Descriptive and Inferential Statistics
Read these sections and complete the questions at the end of each section. Here, we introduce descriptive statistics using examples and discuss the difference between descriptive and inferential statistics. We also talk about samples and populations, explain how you can identify biased samples, and define differential statistics.
Simple Random Sampling
Researchers adopt a variety of sampling strategies. The most straightforward is simple random sampling. Such sampling requires every member of the population to have an equal chance of being selected into the sample. In addition, the selection of one member must be independent of the selection of every other member. That is, picking one member from the population must not increase or decrease the probability of picking any other member (relative to the others). In this sense, we can say that simple random sampling chooses a sample by pure chance. To check your understanding of simple random sampling, consider the following example. What is the population? What is the sample? Was the sample picked by simple random sampling? Is it biased?

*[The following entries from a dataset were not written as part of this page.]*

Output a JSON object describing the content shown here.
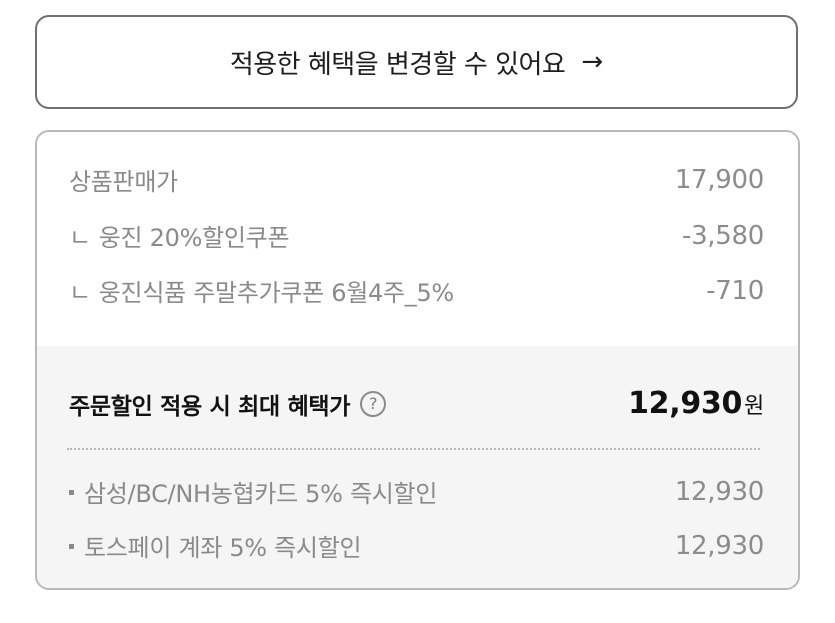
{
  "change_button": {
    "label": "적용한 혜택을 변경할 수 있어요",
    "arrow": "→"
  },
  "price_breakdown": {
    "items": [
      {
        "label": "상품판매가",
        "prefix": "",
        "value": "17,900"
      },
      {
        "label": "웅진 20%할인쿠폰",
        "prefix": "ㄴ",
        "value": "-3,580"
      },
      {
        "label": "웅진식품 주말추가쿠폰 6월4주_5%",
        "prefix": "ㄴ",
        "value": "-710"
      }
    ]
  },
  "max_benefit": {
    "label": "주문할인 적용 시 최대 혜택가",
    "help_icon": "?",
    "amount": "12,930",
    "unit": "원"
  },
  "card_discounts": [
    {
      "label": "삼성/BC/NH농협카드 5% 즉시할인",
      "value": "12,930"
    },
    {
      "label": "토스페이 계좌 5% 즉시할인",
      "value": "12,930"
    }
  ],
  "colors": {
    "border_dark": "#6f6f6f",
    "border_light": "#b9b9b9",
    "muted_text": "#8a8a8a",
    "strong_text": "#111111",
    "panel_bg": "#f5f5f5"
  }
}
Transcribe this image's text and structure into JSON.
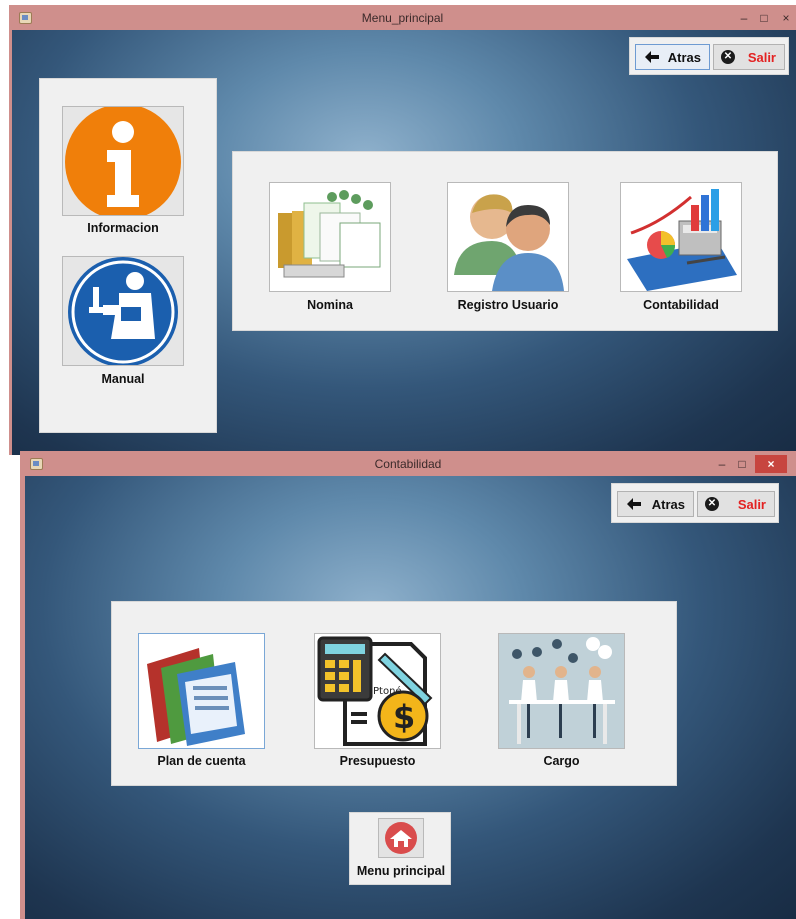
{
  "window1": {
    "title": "Menu_principal",
    "controls": {
      "minimize": "–",
      "maximize": "□",
      "close": "×"
    },
    "nav": {
      "back_label": "Atras",
      "exit_label": "Salir"
    },
    "side_tiles": [
      {
        "label": "Informacion",
        "icon": "info-icon"
      },
      {
        "label": "Manual",
        "icon": "manual-reader-icon"
      }
    ],
    "main_tiles": [
      {
        "label": "Nomina",
        "icon": "payroll-documents-icon"
      },
      {
        "label": "Registro Usuario",
        "icon": "users-icon"
      },
      {
        "label": "Contabilidad",
        "icon": "accounting-chart-icon"
      }
    ]
  },
  "window2": {
    "title": "Contabilidad",
    "controls": {
      "minimize": "–",
      "maximize": "□",
      "close": "×"
    },
    "nav": {
      "back_label": "Atras",
      "exit_label": "Salir"
    },
    "tiles": [
      {
        "label": "Plan de cuenta",
        "icon": "account-folders-icon"
      },
      {
        "label": "Presupuesto",
        "icon": "budget-calculator-icon",
        "image_text": "Ptoné"
      },
      {
        "label": "Cargo",
        "icon": "positions-team-icon"
      }
    ],
    "home": {
      "label": "Menu principal",
      "icon": "home-icon"
    }
  },
  "colors": {
    "titlebar": "#cf8f8c",
    "close_red": "#c7453f",
    "exit_text": "#e32222",
    "panel": "#f0f0f0"
  }
}
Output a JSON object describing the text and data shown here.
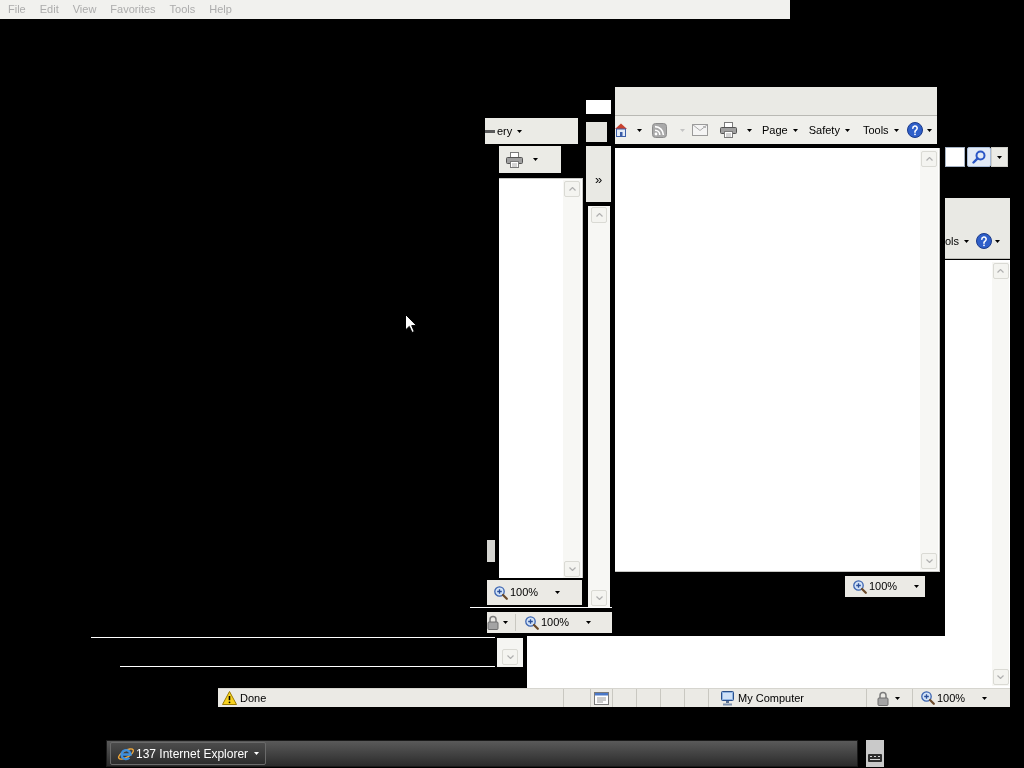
{
  "menu_bar": {
    "items": [
      {
        "label": "File",
        "disabled": true
      },
      {
        "label": "Edit",
        "disabled": true
      },
      {
        "label": "View",
        "disabled": true
      },
      {
        "label": "Favorites",
        "disabled": true
      },
      {
        "label": "Tools",
        "disabled": true
      },
      {
        "label": "Help",
        "disabled": true
      }
    ]
  },
  "back_window": {
    "toolbar_menu": "ery",
    "zoom": "100%"
  },
  "middle_window": {
    "chevron": "»",
    "zoom": "100%"
  },
  "front_window": {
    "toolbar_menus": [
      "Page",
      "Safety",
      "Tools"
    ],
    "zoom": "100%"
  },
  "right_window": {
    "toolbar_menu": "ols",
    "status_bar": {
      "status": "Done",
      "zone": "My Computer",
      "zoom": "100%"
    }
  },
  "taskbar": {
    "group_button": "137 Internet Explorer"
  }
}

Example #5: A research scientist is interested in studying the experiences of twins raised together versus those raised apart. She obtains a list of twins from the National Twin Registry, and selects two subsets of individuals for her study. First, she chooses all those in the registry whose last name begins with Z. Then she turns to all those whose last name begins with B. Because there are so many names that start with B, however, our researcher decides to incorporate only every other name into her sample. Finally, she mails out a survey and compares characteristics of twins raised apart versus together.
In Example #5, the population consists of all twins recorded in the National Twin Registry. It is important that the researcher only make statistical generalizations to the twins on this list, not to all twins in the nation or world. That is, the National Twin Registry may not be representative of all twins. Even if inferences are limited to the Registry, a number of problems affect the sampling procedure we described. For instance, choosing only twins whose last names begin with Z does not give every individual an equal chance of being selected into the sample. Moreover, such a procedure risks over-representing ethnic groups with many surnames that begin with Z. There are other reasons why choosing just the Z's may bias the sample. Perhaps such people are more patient than average because they often find themselves at the end of the line! The same problem occurs with choosing twins whose last name begins with B. An additional problem for the B's is that the “every-other-one” procedure disallowed adjacent names on the B part of the list from being both selected. Just this defect alone means the sample was not formed through simple random sampling.